Saw Mill River Audubon holds an annual hike at Turkey Mountain the day after Thanksgiving. This year is my third. I haven’t yet hiked at any other point in the year, but at around this time, bird activity is nearly nonexistent. You’re in a short, heart-pumping hike but not an entertaining bird excursion. You’re met with infrequent calls from blue jays, titmice, chickadees, and white-breasted nuthatches but not much else. And you’re going to largely hear a lack of bird presence, really (the constant din of leafblowers will inhibit your listening ability). Hike leader Michael Madias – who also leads SMRA’s Second Saturday Brinton Brook hikes – can’t figure why. There seems to be enough food around the mountain (tulip tree seeds for one), and the power lines field provides different habitats. In contrast, Turkey Mountain does lack understory much like every other wood in Westchester thanks to deer overbrowsing. It’s also worth noting that Turkey Mountain is not an eBird hotspot.
In 2015, I observed 9 species and 32 individuals, the most interesting having been Eastern Bluebirds. In 2016, I observed 8 species and 47 individuals – only common year-rounders. I started this year’s hike not expecting much.
Our group was small, but actually twice as big as last year. Rudy from Brinton came along, and Miok and Roger, SMRA Monday morning walk regulars, were hiking Turkey Mountain for the first time. A special visitor also joined us: Chuck, an Indiana resident, an experienced birder, and a Sycamore Audubon board of director.
To summarize, this year’s observations went beyond my expectations, totaling 15 species and 49 individuals. Depressing in other places but not at Turkey Mountain! We were met with silence for much of the hike but managed to pass through a few winter flocks. I haven’t yet compiled an overall list, though our combined observations added 6 species this year. At the parking lot, a Hairy Woodpecker called. During the ascension, we heard a Common Raven croaking and a Pileated Woodpecker hesitantly calling. Miok also heard a Carolina Wren, which I missed since I’d plowed ahead of the group to keep up with Mike.
We spent at least 20 minutes on the summit (829 ft in elevation) resting and viewing distant sights, including the hazy, mirage-like Manhattan skyline.
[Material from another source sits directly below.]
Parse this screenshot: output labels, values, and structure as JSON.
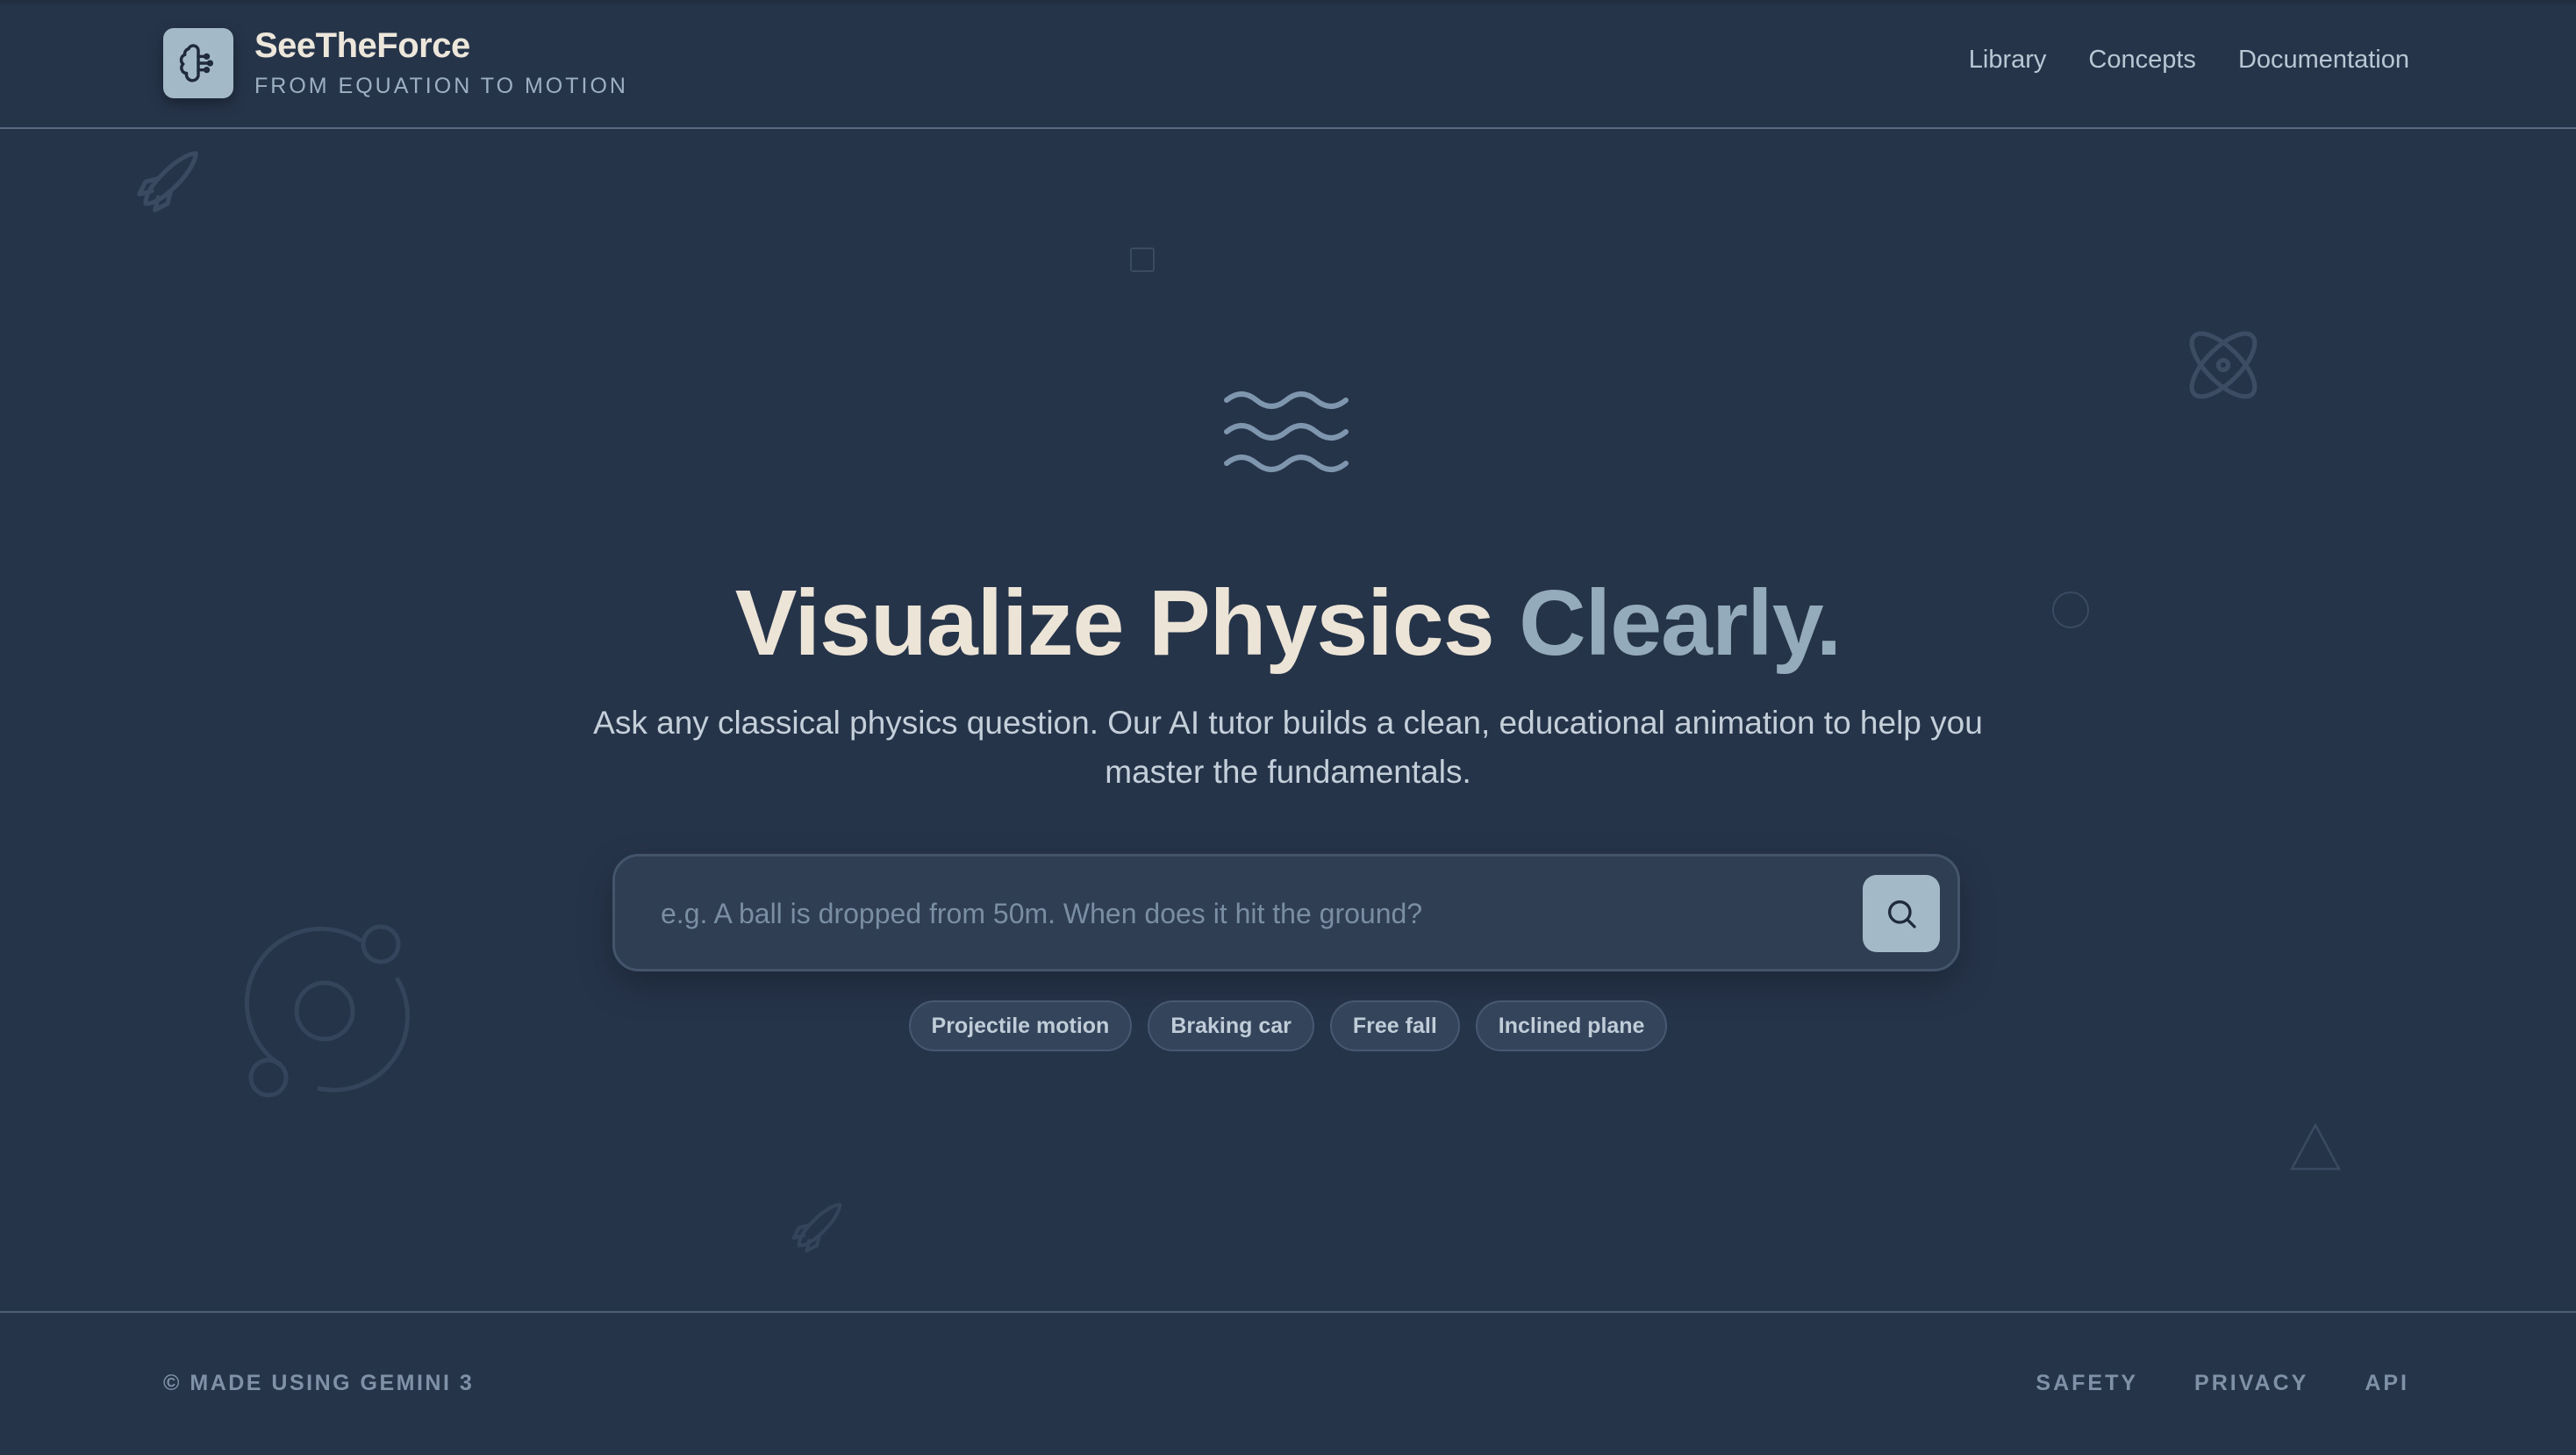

Soon after we started descending, Chuck thought he heard the “mew” call of a Yellow-bellied Sapsucker. Perhaps the second of the hike since he thought he heard one on our way up. Playback yielded nothing. Wishful thinking, he noted. A sapsucker certainly would have been noteworthy.
Not long afterward, we saw a small flock of bluebirds low in the trees, diving for whatever food they found on the ground. Not an addition, though bluebirds are always a wonderful sight. The late-morning clear sunshine illuminated the males’ bright blue and orange plumage.
Pinnacle activity occurred towards the end. Several more each of blue jays, red-bellied woodpeckers, and whitehatches, plus the first-of-the-hike downies and a Northern Flicker, made much noise from all around us. Mike got on a large black bird soaring fast high above the canopy, but the rest of us couldn’t see anything but blue sky. “It was probably an eagle, or maybe it was a Turkey Vulture,” he said. “Maybe it was a floater in your eye,” Chuck commented.
Meanwhile, I noticed how silent the woods became. Shortly, as if answering a question, Mike saw a Red-tailed Hawk flying through the trees. It perched in an oak some hundred feet away, streaked white breast blazing bright. Not everyone could see it with so many branches in the way, but when it took off (and for good), the hawk was then seen by all.
We’ll see what Turkey Mountain has in store next Thanksgiving!